To rate Atari Flashback Classics based on graphics, gameplay, sound etc, entirely on its core content would be like shooting an old famous racehorse on the same day of celebrating its own past legacy. What’s important here is how the collection has been preserved and presented to both educate and set the mood of the time period from which it consists from. The interface in which everything is placed is much cleaner and easy to navigate than I had expected it to be, compiled seamlessly together in structure from how the games were recently split into volumes on other platforms. Each game has either the original arcade cabinet or box art to represent themselves with.
There are scans of original manuals for games that had them, arcade screen borders to give a somewhat reflection of a cabinet, as well as an option to flip the portable screen in Tate mode for games that were played in such fashion. The customisation options of screen filters, system settings and gameplay options have also had some tender loving care paid to them. However, it would have been nice to see a date of release and a small blurb of information to provide some insight to each game, but, to be fair, I was still surprised at how well Atari Flashback Classics is presented on the forefront in an effort not to just look like a bootleg emulation list. Especially with the addition of an Xbox-style achievement system for the small few to aim for.

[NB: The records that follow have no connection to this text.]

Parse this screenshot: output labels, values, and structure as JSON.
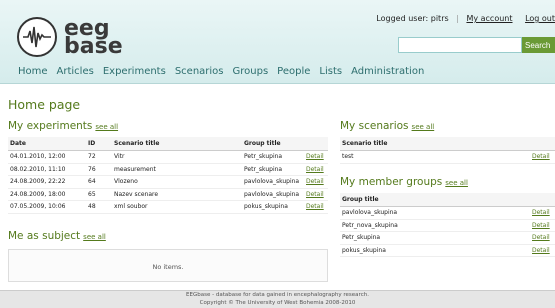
{
  "logo": {
    "line1": "eeg",
    "line2": "base"
  },
  "user": {
    "logged_text": "Logged user: pitrs",
    "account_link": "My account",
    "logout_link": "Log out"
  },
  "search": {
    "button_label": "Search",
    "value": ""
  },
  "nav": [
    "Home",
    "Articles",
    "Experiments",
    "Scenarios",
    "Groups",
    "People",
    "Lists",
    "Administration"
  ],
  "page_title": "Home page",
  "experiments": {
    "title": "My experiments",
    "see_all": "see all",
    "headers": [
      "Date",
      "ID",
      "Scenario title",
      "Group title",
      ""
    ],
    "rows": [
      [
        "04.01.2010, 12:00",
        "72",
        "Vitr",
        "Petr_skupina",
        "Detail"
      ],
      [
        "08.02.2010, 11:10",
        "76",
        "measurement",
        "Petr_skupina",
        "Detail"
      ],
      [
        "24.08.2009, 22:22",
        "64",
        "Vlozeno",
        "pavlolova_skupina",
        "Detail"
      ],
      [
        "24.08.2009, 18:00",
        "65",
        "Nazev scenare",
        "pavlolova_skupina",
        "Detail"
      ],
      [
        "07.05.2009, 10:06",
        "48",
        "xml soubor",
        "pokus_skupina",
        "Detail"
      ]
    ]
  },
  "subject": {
    "title": "Me as subject",
    "see_all": "see all",
    "empty_text": "No items."
  },
  "scenarios": {
    "title": "My scenarios",
    "see_all": "see all",
    "headers": [
      "Scenario title",
      ""
    ],
    "rows": [
      [
        "test",
        "Detail"
      ]
    ]
  },
  "member_groups": {
    "title": "My member groups",
    "see_all": "see all",
    "headers": [
      "Group title",
      ""
    ],
    "rows": [
      [
        "pavlolova_skupina",
        "Detail"
      ],
      [
        "Petr_nova_skupina",
        "Detail"
      ],
      [
        "Petr_skupina",
        "Detail"
      ],
      [
        "pokus_skupina",
        "Detail"
      ]
    ]
  },
  "footer": {
    "line1": "EEGbase - database for data gained in encephalography research.",
    "line2": "Copyright © The University of West Bohemia 2008-2010"
  },
  "colors": {
    "accent_green": "#547a1c",
    "nav_teal": "#2d6e6e",
    "search_green": "#6a9a35"
  }
}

The default controller setup works fine, for the most part, to compensate for the peripherals that were originally used and can be adjusted to suit the player’s preference. This feature is particularly handy as the analogue stick is incredibly sensitive by default – making some games even more unplayable then they already are. Many of these games do have a multiplayer option with Warlords being a personal favourite of mine. PONG also being here is a necessity to feed the absolute primary example of original competitive gaming. Switching between split Joy-Con to a solo player is simple and convenient when exiting a multiplayer game to the main menu. There’s also online multiplayer available for a gang of games if you’re incredibly lucky enough to find someone to play with. If not, there’s always online leaderboards to show off your piloting skills in Tempest.
Atari Flashback Classics may be missing some slices of the golden age of arcade history, but the licences and features it does have are enough to warrant a purchase for the casual collector. Despite there being a huge amount of games on offer, a lot of them are either copycat concoctions of more successful games which are still found here or multiple system ports of the same game. It’s also more of a collection for the old school fan to simply tinker through rather than to bang hours besting high scores and playing to completion. Either way, it does stand as a cheaper and more convenient alternative to Atari’s physical renditions found in your local gadget shop with the added benefit of quality emulation of true arcade classics.
Version Tested: Nintendo Switch
Review copy provided by Atari